  32. Barro, Robert J., 1977. "Long-term contracting, sticky prices, and monetary policy," Journal of Monetary Economics, Elsevier, vol. 3(3), pages 305-316, July.
  33. Chinhui Juhn & Kevin M. Murphy & Robert H. Topel, 1991. "Why Has the Natural Rate of Unemployment Increased over Time?," Brookings Papers on Economic Activity, Economic Studies Program, The Brookings Institution, vol. 22(2), pages 75-142.
  34. Sheshinski, Eytan & Weiss, Yoram, 1977. "Inflation and Costs of Price Adjustment," Review of Economic Studies, Wiley Blackwell, vol. 44(2), pages 287-303, June.
  35. Joseph G. Altonji & Paul J. Devereux, 1999. "The Extent and Consequences of Downward Nominal Wage Rigidity," NBER Working Papers 7236, National Bureau of Economic Research, Inc.
  36. David E. Lebow & Raven E. Saks & Beth Anne Wilson, 1999. "Downward nominal wage rigidity: evidence from the employment cost index," Finance and Economics Discussion Series 1999-31, Board of Governors of the Federal Reserve System (U.S.).
  37. Tobin, James, 1972. "Inflation and Unemployment," American Economic Review, American Economic Association, vol. 62(1), pages 1-18, March.
Full references (including those not matched with items on IDEAS)

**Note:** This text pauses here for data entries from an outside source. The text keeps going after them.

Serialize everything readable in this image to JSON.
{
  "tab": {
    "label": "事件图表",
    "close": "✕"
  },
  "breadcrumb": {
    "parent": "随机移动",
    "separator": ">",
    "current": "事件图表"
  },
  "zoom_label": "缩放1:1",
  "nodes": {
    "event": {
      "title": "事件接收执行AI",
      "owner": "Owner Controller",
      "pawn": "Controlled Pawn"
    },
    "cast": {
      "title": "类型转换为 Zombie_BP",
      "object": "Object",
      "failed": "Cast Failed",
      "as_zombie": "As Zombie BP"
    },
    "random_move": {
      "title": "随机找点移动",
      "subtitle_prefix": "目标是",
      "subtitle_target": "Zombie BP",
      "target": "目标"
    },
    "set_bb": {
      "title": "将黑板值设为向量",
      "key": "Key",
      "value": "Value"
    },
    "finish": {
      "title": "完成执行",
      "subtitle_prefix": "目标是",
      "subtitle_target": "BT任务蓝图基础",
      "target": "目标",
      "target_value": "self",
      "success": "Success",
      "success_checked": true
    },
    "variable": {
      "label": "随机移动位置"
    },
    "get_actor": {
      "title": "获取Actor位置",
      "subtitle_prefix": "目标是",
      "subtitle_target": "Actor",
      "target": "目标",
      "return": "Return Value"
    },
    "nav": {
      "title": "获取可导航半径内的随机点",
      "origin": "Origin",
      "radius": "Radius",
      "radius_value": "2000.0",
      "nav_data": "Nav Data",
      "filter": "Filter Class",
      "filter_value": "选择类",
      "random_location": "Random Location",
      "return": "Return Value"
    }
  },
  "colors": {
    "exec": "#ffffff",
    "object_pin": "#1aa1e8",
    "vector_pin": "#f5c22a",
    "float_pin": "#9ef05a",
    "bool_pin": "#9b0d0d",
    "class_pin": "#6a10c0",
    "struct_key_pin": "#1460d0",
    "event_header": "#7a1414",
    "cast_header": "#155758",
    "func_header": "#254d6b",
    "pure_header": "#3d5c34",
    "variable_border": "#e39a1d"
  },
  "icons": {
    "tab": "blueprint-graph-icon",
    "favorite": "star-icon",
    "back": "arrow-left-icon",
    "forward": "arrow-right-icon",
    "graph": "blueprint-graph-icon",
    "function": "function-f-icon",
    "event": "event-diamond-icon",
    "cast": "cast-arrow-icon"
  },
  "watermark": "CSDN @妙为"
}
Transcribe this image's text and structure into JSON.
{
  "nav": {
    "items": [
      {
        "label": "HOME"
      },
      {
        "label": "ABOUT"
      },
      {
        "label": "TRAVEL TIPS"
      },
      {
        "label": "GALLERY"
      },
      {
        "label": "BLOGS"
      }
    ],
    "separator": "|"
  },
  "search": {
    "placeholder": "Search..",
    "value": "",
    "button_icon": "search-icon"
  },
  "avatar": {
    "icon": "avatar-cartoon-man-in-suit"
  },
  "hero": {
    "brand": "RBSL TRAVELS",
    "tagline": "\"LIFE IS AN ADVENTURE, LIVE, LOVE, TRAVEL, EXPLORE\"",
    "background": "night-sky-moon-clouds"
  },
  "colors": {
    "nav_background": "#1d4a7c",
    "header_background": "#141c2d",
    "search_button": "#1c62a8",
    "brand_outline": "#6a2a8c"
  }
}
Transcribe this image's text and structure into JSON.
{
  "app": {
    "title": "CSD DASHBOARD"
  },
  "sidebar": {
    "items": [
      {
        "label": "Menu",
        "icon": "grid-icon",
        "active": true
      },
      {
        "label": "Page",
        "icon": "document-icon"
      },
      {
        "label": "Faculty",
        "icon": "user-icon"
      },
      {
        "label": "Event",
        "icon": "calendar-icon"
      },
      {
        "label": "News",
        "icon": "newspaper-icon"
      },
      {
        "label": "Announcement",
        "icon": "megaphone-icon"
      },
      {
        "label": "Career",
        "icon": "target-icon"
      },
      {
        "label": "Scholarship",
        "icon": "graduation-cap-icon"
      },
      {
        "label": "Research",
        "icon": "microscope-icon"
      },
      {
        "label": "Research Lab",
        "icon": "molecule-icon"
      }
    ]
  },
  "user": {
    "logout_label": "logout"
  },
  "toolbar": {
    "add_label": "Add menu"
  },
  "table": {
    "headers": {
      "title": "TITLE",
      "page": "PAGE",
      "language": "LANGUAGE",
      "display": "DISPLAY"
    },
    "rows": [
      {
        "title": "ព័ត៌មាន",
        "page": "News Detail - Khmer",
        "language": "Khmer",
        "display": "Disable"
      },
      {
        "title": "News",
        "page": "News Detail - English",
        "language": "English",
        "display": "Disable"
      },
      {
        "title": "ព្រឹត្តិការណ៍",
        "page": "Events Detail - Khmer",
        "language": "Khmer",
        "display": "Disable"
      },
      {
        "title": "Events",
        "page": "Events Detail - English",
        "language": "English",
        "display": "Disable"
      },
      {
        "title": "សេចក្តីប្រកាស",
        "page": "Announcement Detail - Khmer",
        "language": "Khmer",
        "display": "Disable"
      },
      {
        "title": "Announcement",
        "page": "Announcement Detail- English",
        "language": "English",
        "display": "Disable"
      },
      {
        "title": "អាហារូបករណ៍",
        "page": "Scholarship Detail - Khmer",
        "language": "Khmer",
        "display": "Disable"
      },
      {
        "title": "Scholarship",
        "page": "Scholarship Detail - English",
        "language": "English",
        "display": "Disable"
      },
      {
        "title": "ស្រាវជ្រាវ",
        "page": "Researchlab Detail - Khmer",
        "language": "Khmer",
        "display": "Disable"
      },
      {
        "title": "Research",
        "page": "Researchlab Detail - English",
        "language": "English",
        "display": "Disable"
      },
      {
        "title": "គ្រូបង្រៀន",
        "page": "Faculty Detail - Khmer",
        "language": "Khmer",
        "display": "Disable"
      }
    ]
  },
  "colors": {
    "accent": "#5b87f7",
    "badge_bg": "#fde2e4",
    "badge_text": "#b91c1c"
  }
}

Citations

Citations are extracted by the CitEc Project, subscribe to its RSS feed for this item.
as in new window

Cited by:
This item has more than 25 citations. To prevent cluttering this page, these citations are listed on a separate page.

Lists

This item is not listed on Wikipedia, on a reading list or among the top items on IDEAS.

Statistics

Access and download statistics

Corrections

When requesting a correction, please mention this item's handle: RePEc:cep:cepdps:dp0704. See general information about how to correct material in RePEc.

For technical questions regarding this item, or to correct its authors, title, abstract, bibliographic or download information, contact: ().

If you have authored this item and are not yet registered with RePEc, we encourage you to do it here. This allows to link your profile to this item. It also allows you to accept potential citations to this item that we are uncertain about.

If references are entirely missing, you can add them using this form.

If the full references list an item that is present in RePEc, but the system did not link to it, you can help with this form.

If you know of missing items citing this one, you can help us creating those links by adding the relevant references in the same way as above, for each refering item. If you are a registered author of this item, you may also want to check the "citations" tab in your profile, as there may be some citations waiting for confirmation.

Please note that corrections may take a couple of weeks to filter through the various RePEc services.